But the awfulness of the new Jordan Hicks contract with the Cardinals goes beyond his specific merits as a player. A $9 million per year contract for a reliever is probably not a great idea in the first place (FanGraphs estimates his 2018 value at $3.9 million), but particularly for a player with Hicks’s skill set and upside, it is moderately defensible (as much as Brett Cecil has made most Cardinals fans sour on the notion of any four-year relief pitcher contract). But this implies that Jordan Hicks was available on the open market (several reports have claimed that Hicks was “joining” the Cardinals, but as any Cardinals fan knows, Hicks was on the team last season).

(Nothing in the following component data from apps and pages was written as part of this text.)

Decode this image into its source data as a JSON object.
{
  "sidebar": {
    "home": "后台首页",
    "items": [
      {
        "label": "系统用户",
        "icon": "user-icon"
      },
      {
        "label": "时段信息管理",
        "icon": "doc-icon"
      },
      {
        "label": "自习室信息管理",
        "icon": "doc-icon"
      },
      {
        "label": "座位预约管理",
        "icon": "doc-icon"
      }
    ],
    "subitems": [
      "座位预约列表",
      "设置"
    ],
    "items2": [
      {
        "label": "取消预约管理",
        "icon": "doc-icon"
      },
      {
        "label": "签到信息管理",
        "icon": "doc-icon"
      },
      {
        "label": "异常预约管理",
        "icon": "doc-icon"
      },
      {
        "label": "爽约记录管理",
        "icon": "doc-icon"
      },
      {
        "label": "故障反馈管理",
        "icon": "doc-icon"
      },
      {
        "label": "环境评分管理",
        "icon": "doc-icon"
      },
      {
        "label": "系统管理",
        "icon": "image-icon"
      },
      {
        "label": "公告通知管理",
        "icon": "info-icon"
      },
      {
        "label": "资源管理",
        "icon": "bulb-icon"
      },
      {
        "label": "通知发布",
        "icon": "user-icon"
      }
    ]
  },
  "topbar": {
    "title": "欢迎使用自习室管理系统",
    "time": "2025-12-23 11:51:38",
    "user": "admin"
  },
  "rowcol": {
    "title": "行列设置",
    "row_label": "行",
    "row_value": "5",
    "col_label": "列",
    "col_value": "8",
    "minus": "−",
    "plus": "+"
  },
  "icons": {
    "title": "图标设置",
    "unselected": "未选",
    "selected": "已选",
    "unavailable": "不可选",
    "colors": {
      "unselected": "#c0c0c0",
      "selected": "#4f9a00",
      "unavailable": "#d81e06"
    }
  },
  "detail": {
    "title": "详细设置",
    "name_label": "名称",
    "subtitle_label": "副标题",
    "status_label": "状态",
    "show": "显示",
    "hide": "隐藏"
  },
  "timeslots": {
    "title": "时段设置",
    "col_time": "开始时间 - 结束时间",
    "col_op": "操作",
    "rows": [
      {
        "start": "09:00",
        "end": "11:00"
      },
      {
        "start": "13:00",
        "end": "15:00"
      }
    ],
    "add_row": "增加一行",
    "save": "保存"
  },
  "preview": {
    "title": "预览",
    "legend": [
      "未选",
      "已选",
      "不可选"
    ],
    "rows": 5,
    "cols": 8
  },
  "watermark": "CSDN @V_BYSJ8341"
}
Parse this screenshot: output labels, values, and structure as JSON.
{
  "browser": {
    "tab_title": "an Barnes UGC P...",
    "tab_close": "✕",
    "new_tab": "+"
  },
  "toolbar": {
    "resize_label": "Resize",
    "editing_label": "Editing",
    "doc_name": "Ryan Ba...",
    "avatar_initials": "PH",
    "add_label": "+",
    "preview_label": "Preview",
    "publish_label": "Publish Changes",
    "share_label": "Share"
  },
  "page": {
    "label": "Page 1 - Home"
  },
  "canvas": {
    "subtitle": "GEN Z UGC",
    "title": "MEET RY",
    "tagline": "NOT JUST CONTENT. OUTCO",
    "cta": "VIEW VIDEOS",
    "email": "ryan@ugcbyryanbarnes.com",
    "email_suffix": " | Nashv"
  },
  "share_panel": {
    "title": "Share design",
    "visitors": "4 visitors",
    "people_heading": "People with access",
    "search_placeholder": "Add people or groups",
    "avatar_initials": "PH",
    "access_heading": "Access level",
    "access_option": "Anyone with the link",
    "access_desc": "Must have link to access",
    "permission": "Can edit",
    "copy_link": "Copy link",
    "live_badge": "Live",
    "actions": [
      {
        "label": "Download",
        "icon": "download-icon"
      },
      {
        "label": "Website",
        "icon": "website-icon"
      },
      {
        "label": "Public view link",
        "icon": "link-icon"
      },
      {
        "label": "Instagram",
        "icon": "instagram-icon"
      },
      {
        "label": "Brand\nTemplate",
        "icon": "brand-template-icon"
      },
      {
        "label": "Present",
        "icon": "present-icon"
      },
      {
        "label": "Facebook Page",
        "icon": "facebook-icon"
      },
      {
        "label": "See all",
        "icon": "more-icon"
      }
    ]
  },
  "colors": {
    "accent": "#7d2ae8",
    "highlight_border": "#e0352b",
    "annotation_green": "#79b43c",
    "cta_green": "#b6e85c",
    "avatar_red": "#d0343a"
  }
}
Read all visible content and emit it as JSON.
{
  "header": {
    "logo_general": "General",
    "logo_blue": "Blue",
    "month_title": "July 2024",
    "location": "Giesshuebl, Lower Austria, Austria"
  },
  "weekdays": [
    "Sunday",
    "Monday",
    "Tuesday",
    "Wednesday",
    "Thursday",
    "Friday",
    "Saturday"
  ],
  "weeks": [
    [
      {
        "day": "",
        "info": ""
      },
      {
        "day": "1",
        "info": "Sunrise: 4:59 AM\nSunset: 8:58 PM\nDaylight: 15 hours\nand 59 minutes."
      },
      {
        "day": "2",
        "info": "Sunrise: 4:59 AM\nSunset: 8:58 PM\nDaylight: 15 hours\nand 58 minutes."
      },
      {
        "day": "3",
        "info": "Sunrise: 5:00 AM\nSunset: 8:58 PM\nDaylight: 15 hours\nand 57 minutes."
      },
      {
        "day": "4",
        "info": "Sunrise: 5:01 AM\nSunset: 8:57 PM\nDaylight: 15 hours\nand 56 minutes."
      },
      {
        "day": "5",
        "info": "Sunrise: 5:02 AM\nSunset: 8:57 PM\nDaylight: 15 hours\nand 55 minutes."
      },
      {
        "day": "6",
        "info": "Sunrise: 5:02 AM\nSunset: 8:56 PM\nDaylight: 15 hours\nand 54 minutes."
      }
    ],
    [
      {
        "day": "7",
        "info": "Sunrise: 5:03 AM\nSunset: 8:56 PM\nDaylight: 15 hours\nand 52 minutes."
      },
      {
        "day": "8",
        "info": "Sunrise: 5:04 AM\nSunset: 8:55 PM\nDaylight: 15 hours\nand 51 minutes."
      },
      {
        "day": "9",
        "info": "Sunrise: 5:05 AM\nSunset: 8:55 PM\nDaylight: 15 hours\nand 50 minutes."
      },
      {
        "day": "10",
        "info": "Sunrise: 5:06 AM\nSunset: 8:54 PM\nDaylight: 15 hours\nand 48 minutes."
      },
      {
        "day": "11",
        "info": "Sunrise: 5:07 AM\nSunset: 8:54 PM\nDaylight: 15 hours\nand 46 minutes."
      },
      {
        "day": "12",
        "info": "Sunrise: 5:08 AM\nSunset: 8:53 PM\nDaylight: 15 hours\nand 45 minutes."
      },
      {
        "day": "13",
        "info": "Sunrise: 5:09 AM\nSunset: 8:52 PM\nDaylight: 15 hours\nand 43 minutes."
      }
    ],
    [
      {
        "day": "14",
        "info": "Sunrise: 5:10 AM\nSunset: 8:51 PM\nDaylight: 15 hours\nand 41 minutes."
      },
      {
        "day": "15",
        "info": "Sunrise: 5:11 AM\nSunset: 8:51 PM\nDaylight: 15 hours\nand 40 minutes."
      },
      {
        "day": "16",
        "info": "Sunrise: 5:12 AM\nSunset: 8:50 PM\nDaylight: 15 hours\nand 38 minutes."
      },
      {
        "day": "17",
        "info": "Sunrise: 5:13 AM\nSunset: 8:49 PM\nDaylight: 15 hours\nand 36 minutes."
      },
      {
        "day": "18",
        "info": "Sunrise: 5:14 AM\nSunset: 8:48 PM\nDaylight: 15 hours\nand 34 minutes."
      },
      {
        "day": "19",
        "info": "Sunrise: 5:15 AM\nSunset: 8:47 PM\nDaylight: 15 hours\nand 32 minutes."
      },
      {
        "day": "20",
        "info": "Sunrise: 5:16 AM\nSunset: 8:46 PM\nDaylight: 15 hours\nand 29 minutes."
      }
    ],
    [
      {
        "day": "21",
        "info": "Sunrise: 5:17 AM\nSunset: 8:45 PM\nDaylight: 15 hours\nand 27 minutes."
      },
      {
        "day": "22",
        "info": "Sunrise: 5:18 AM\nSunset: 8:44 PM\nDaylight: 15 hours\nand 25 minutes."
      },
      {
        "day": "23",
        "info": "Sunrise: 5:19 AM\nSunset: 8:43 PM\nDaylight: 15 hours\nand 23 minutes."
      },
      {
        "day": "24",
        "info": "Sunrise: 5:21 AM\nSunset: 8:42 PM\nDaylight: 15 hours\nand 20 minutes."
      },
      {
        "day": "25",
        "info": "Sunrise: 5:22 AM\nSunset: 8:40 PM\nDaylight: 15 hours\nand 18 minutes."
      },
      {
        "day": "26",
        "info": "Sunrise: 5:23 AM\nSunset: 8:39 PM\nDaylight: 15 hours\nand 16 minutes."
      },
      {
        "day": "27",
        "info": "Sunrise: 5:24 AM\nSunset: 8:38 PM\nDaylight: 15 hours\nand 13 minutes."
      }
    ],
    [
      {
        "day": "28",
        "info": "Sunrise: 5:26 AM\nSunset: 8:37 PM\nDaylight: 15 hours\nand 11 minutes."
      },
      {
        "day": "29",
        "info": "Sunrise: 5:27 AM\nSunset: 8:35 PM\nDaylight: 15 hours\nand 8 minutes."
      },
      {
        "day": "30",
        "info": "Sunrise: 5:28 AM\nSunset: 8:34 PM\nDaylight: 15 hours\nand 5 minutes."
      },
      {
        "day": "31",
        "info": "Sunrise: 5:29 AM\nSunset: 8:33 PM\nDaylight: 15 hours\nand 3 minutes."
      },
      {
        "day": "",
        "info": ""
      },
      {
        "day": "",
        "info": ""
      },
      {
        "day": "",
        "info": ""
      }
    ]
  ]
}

Because of his current level of service time, Hicks had two years of total club control remaining, as well as three years of salary arbitration. The Cardinals were in a position to pay Hicks just over a million dollars for the next two seasons of his career. No, I don’t feel great evaluating ways to suppress player salaries, but there are hundreds of players in the Cardinals organization making less than minimum wage to play baseball, so I’ll use my Wokeness Energy on those guys and not the one-percenter hanging out in the Cardinals bullpen. But when it comes down to it, the Cardinals aren’t efficiently utilizing their resources, and I want the Cardinals to be good.
Sure, this would involve buying out two years of arbitration, but the roughly $34.8 million being devoted to these two seasons ($36 million minus the league minimum salaries the Cardinals could be paying Hicks) will, unless Hicks becomes literally the best pitcher ever, be a higher sum than what Hicks would make in the first two years of arbitration, a stage during which players earn more than in their first three years but less than during the third and final year of arbitration, and certainly less than what they make as free agents. When Craig Kimbrel, the best young reliever in Major League Baseball history, signed an extension to buy out his three arbitration years plus a year of free agency (which, logically, should be more costly since the final two years generally garner the most money), his average annual salary was just $10.5 million. Sure, this was five years ago, but anybody who has followed free agency trends over the last few years knows that salaries haven’t escalated that much. The Cardinals could’ve stood pat with Jordan Hicks and signed the actual Craig Kimbrel as a free agent and still likely had some money to spare.
The only way this contract could possibly work out for the Cardinals would be if Jordan Hicks, a starting pitcher by trade in the minors, becomes a starting pitcher and is lights-out. But even early arbitration starting pitchers don’t generally make this much–even coming-off-a-Cy-Young Clayton Kershaw (granted, seven years ago) made just $9.5 million per season to buy out his first two seasons of arbitration. The odds that a four-year, $36 million contract pays off for the Cardinals better than going year-to-year would are microscopic, and while it’s easy to say “it’s not my money” in response to the DeWitts spending their money, I do wish they’d spend their money less recklessly.